Outcome #1: The company will maximize the Return on Investment from these resources. Allocating 70% of your efforts to current buyers allows your team to understand what value the buyers desire; improve or innovate to add that new value; develop new products and services that increase the value they covet; bring these buyers closer to your company. You can track the results in revenue and profit of every one of these efforts.
Outcome #2: Each additional purchase increases the likelihood that they’ll buy again and again. The more frequently a buyer buys from your company, and the better you handle your relationship and post-sale services with them following those new purchases, the stronger their bond grows with you. Your company is always top of mind for these buyers when they are looking for solutions you offer.
Outcome #3: The happier a buyer is with your company the more likely they are to make introductions between their friends and colleagues and your company. When this is done the right way, you never have to create artificial methods** for generating referrals. The introductions will arise naturally in the course of their conversations with their friends and colleagues, and they’ll be eager to connect you two. These new prospects enter the pipeline or funnel in the middle, having already established that there’s a need and they are qualified. They’re also predisposed to like your company because of all the things your buyers have told them. You can immediately begin discovery of the value they’re seeking that prompted the introduction to you, and build your relationship from there.
*Your company should have a robust cultivate and nurture approach for the buyers of once-and-done products and services. These buyers will talk about their experiences with your company.
Continuous cultivate and nurture efforts will keep your company top of mind.
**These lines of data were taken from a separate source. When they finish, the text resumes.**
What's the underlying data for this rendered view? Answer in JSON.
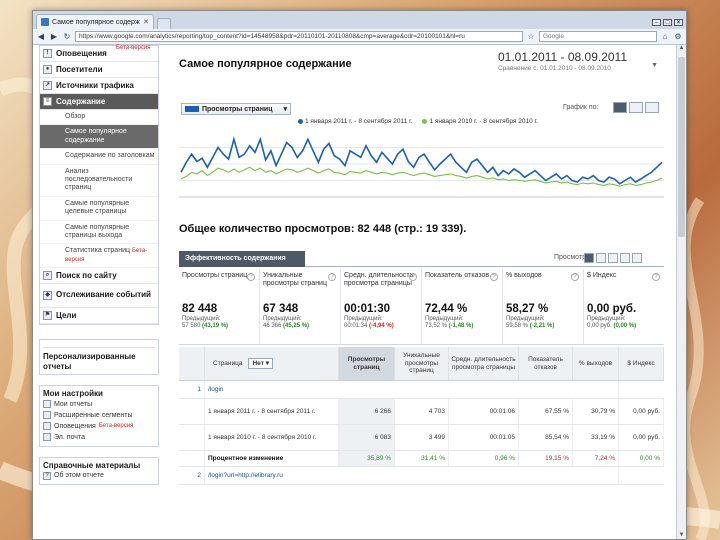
{
  "browser": {
    "tab_title": "Самое популярное содержание - Goo...",
    "url": "https://www.google.com/analytics/reporting/top_content?id=14548958&pdr=20110101-20110808&cmp=average&cdr=20100101&hl=ru",
    "search_placeholder": "Google"
  },
  "sidebar": {
    "beta_top": "Бета-версия",
    "items": [
      {
        "label": "Оповещения",
        "icon": "bell-icon"
      },
      {
        "label": "Посетители",
        "icon": "people-icon"
      },
      {
        "label": "Источники трафика",
        "icon": "traffic-icon"
      },
      {
        "label": "Содержание",
        "icon": "content-icon"
      }
    ],
    "content_sub": [
      "Обзор",
      "Самое популярное содержание",
      "Содержание по заголовкам",
      "Анализ последовательности страниц",
      "Самые популярные целевые страницы",
      "Самые популярные страницы выхода",
      "Статистика страниц"
    ],
    "beta_stats": "Бета-версия",
    "after_items": [
      {
        "label": "Поиск по сайту",
        "icon": "search-icon"
      },
      {
        "label": "Отслеживание событий",
        "icon": "events-icon"
      },
      {
        "label": "Цели",
        "icon": "flag-icon"
      }
    ],
    "personalized": "Персонализированные отчеты",
    "settings_title": "Мои настройки",
    "settings_items": [
      {
        "label": "Мои отчеты",
        "icon": "report-icon"
      },
      {
        "label": "Расширенные сегменты",
        "icon": "segment-icon"
      },
      {
        "label": "Оповещения",
        "icon": "bell-icon",
        "beta": "Бета-версия"
      },
      {
        "label": "Эл. почта",
        "icon": "mail-icon"
      }
    ],
    "help_title": "Справочные материалы",
    "help_item": "Об этом отчете"
  },
  "main": {
    "title": "Самое популярное содержание",
    "date_range": "01.01.2011 - 08.09.2011",
    "compare_label": "Сравнение с: 01.01.2010 - 08.09.2010",
    "metric_selector": "Просмотры страниц",
    "graph_by": "График по:",
    "legend_current": "1 января 2011 г. - 8 сентября 2011 г.",
    "legend_previous": "1 января 2010 г. - 8 сентября 2010 г.",
    "total": "Общее количество просмотров: 82 448 (стр.: 19 339).",
    "tab_label": "Эффективность содержания",
    "views_label": "Просмотры",
    "stats": [
      {
        "label": "Просмотры страниц",
        "value": "82 448",
        "prev_label": "Предыдущий:",
        "prev": "57 580",
        "change": "(43,19 %)",
        "neg": false
      },
      {
        "label": "Уникальные просмотры страниц",
        "value": "67 348",
        "prev_label": "Предыдущий:",
        "prev": "46 366",
        "change": "(45,25 %)",
        "neg": false
      },
      {
        "label": "Средн. длительность просмотра страницы",
        "value": "00:01:30",
        "prev_label": "Предыдущий:",
        "prev": "00:01:34",
        "change": "(-4,94 %)",
        "neg": true
      },
      {
        "label": "Показатель отказов",
        "value": "72,44 %",
        "prev_label": "Предыдущий:",
        "prev": "73,52 %",
        "change": "(-1,48 %)",
        "neg": false
      },
      {
        "label": "% выходов",
        "value": "58,27 %",
        "prev_label": "Предыдущий:",
        "prev": "59,58 %",
        "change": "(-2,21 %)",
        "neg": false
      },
      {
        "label": "$ Индекс",
        "value": "0,00 руб.",
        "prev_label": "Предыдущий:",
        "prev": "0,00 руб.",
        "change": "(0,00 %)",
        "neg": false
      }
    ]
  },
  "table": {
    "headers": [
      "Страница",
      "Просмотры страниц",
      "Уникальные просмотры страниц",
      "Средн. длительность просмотра страницы",
      "Показатель отказов",
      "% выходов",
      "$ Индекс"
    ],
    "select_value": "Нет",
    "rows": [
      {
        "idx": "1",
        "page": "/login",
        "current": {
          "label": "1 января 2011 г. - 8 сентября 2011 г.",
          "values": [
            "6 266",
            "4 703",
            "00:01:06",
            "67,55 %",
            "30,79 %",
            "0,00 руб."
          ]
        },
        "previous": {
          "label": "1 января 2010 г. - 8 сентября 2010 г.",
          "values": [
            "6 083",
            "3 499",
            "00:01:05",
            "85,54 %",
            "33,19 %",
            "0,00 руб."
          ]
        },
        "change": {
          "label": "Процентное изменение",
          "values": [
            "35,89 %",
            "31,41 %",
            "0,96 %",
            "19,15 %",
            "7,24 %",
            "0,00 %"
          ]
        }
      },
      {
        "idx": "2",
        "page": "/login?url=http://elibrary.ru"
      }
    ]
  },
  "chart_data": {
    "type": "line",
    "series": [
      {
        "name": "1 января 2011 г. - 8 сентября 2011 г.",
        "color": "#1b5fb6",
        "values": [
          300,
          420,
          520,
          430,
          470,
          360,
          480,
          600,
          520,
          460,
          700,
          480,
          520,
          620,
          540,
          700,
          450,
          560,
          380,
          520,
          660,
          600,
          480,
          560,
          700,
          560,
          420,
          580,
          650,
          500,
          460,
          380,
          560,
          520,
          480,
          620,
          500,
          420,
          540,
          470,
          400,
          520,
          580,
          430,
          360,
          480,
          520,
          420,
          330,
          400,
          460,
          520,
          420,
          360,
          300,
          420,
          460,
          380,
          300,
          360,
          260,
          320,
          280,
          340,
          300,
          240,
          280,
          320,
          260,
          200,
          240,
          280,
          220,
          260,
          200,
          180,
          240,
          220,
          260,
          200,
          180,
          240,
          220,
          160,
          200,
          240,
          180,
          220,
          260,
          300,
          360,
          420
        ]
      },
      {
        "name": "1 января 2010 г. - 8 сентября 2010 г.",
        "color": "#79c043",
        "values": [
          220,
          250,
          300,
          280,
          320,
          260,
          300,
          350,
          330,
          300,
          340,
          300,
          330,
          360,
          320,
          350,
          300,
          320,
          280,
          310,
          340,
          330,
          300,
          320,
          350,
          320,
          290,
          320,
          340,
          300,
          290,
          270,
          310,
          300,
          290,
          320,
          300,
          280,
          300,
          290,
          270,
          290,
          300,
          280,
          260,
          280,
          290,
          270,
          250,
          260,
          270,
          280,
          260,
          250,
          230,
          250,
          260,
          240,
          220,
          230,
          210,
          220,
          200,
          210,
          200,
          190,
          200,
          210,
          190,
          170,
          180,
          190,
          170,
          180,
          160,
          150,
          170,
          160,
          170,
          150,
          140,
          160,
          150,
          130,
          150,
          160,
          140,
          150,
          170,
          180,
          200,
          230
        ]
      }
    ],
    "ylim": [
      0,
      800
    ]
  }
}
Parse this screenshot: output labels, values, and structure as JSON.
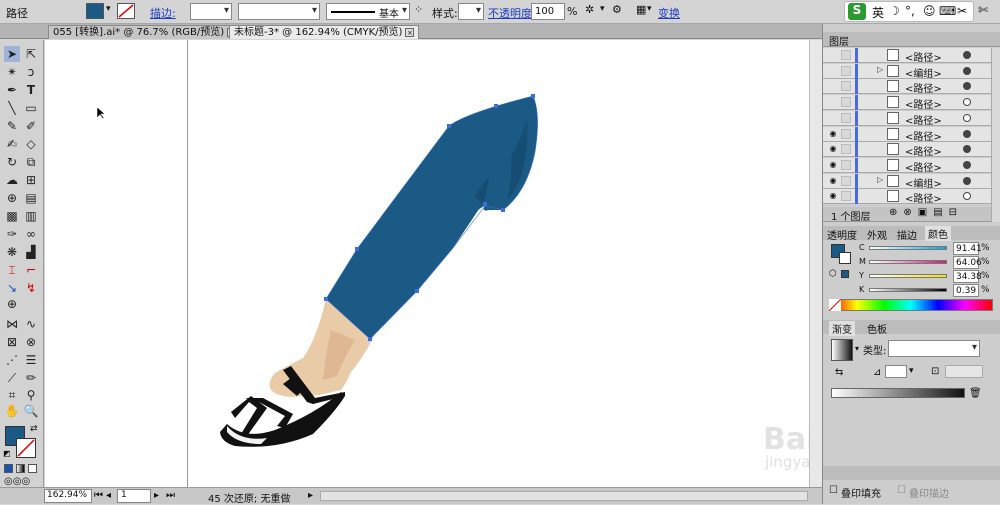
{
  "control_bar": {
    "label_path": "路径",
    "label_stroke": "描边:",
    "label_basic": "基本",
    "label_style": "样式:",
    "label_opacity": "不透明度:",
    "opacity_value": "100",
    "opacity_unit": "%",
    "label_transform": "变换",
    "fill_color": "#1a5a85"
  },
  "ime": {
    "logo": "S",
    "lang": "英"
  },
  "tabs": [
    {
      "label": "055 [转换].ai* @ 76.7% (RGB/预览)"
    },
    {
      "label": "未标题-3* @ 162.94% (CMYK/预览)"
    }
  ],
  "status": {
    "zoom": "162.94%",
    "page": "1",
    "undo_text": "45 次还原; 无重做"
  },
  "layers_panel": {
    "title": "图层",
    "rows": [
      {
        "name": "<路径>",
        "eye": false,
        "group": false,
        "target": "filled"
      },
      {
        "name": "<编组>",
        "eye": false,
        "group": true,
        "target": "filled"
      },
      {
        "name": "<路径>",
        "eye": false,
        "group": false,
        "target": "filled"
      },
      {
        "name": "<路径>",
        "eye": false,
        "group": false,
        "target": "open"
      },
      {
        "name": "<路径>",
        "eye": false,
        "group": false,
        "target": "open"
      },
      {
        "name": "<路径>",
        "eye": true,
        "group": false,
        "target": "filled"
      },
      {
        "name": "<路径>",
        "eye": true,
        "group": false,
        "target": "filled"
      },
      {
        "name": "<路径>",
        "eye": true,
        "group": false,
        "target": "filled"
      },
      {
        "name": "<编组>",
        "eye": true,
        "group": true,
        "target": "filled"
      },
      {
        "name": "<路径>",
        "eye": true,
        "group": false,
        "target": "open"
      }
    ],
    "footer": "1 个图层"
  },
  "color_panel": {
    "tabs": [
      "透明度",
      "外观",
      "描边",
      "颜色"
    ],
    "channels": [
      {
        "label": "C",
        "value": "91.41"
      },
      {
        "label": "M",
        "value": "64.06"
      },
      {
        "label": "Y",
        "value": "34.38"
      },
      {
        "label": "K",
        "value": "0.39"
      }
    ],
    "unit": "%"
  },
  "gradient_panel": {
    "tabs": [
      "渐变",
      "色板"
    ],
    "type_label": "类型:"
  },
  "bottom_checks": {
    "overprint_fill": "叠印填充",
    "overprint_stroke": "叠印描边"
  },
  "watermark": {
    "text": "Bai 经验",
    "url": "jingyan.baidu.com"
  }
}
They’ll make introductions to people like themselves. This is an instance of never knowing how far and wide your reputation might travel, so why not make it a great one?
**It is never a buyer’s job to give you referrals. It is your job to be so attractive, appealing and have such value that they volunteer introductions.
It’s possible without too much difficulty to identify the dollars spent on the full range of business development efforts. I’d rather you have a reasonably good estimate and get busy, than obsess over the exact number and delay.
Sales and marketing: whether your company has one function for both or two departments, you can add up the dollars spent. Include compensation for employees, all paid marketing, things like networking costs, tracking inbound inquiries, purchasing and maintain your CRM, dues in industry organizations or Chambers; and your complete digital presence. Include the costs of continuous cultivating and nurturing efforts.
Customer service and post-sale services: compensation, technology applications, training, bonuses, cost of returns, escalation processes if any.
Product development, innovations and improvements and delivery: employee compensation; trial or model products; beta testing services; all costs of getting something new to buyers; corrections or remediations needed; delivery costs; return costs.
Let’s say the total for all of the above is $1 million per year. 70% of that is $700,000. That is the number you use as a benchmark for all business development. Ask how to allocate it across the range of activities? How much to each? Who gets to spend it? What metrics will you use to track the spending and the results? You can design the approach that makes the most sense for your business. Most important is to do it: identify the number; create plans; implement the plans; and track efforts, progress and results.
Should YOU Invest Heavily in Current Buyers?
How will you know if investing in current buyers is what you need? If your profit is disappointingly low, if your revenue for the past few years has gone up and down like a roller coaster, or if revenue has been stuck at the same level for three years or longer, investing in current buyers is exactly what you need. Give us a call to get the conversation started. 703-801-0345.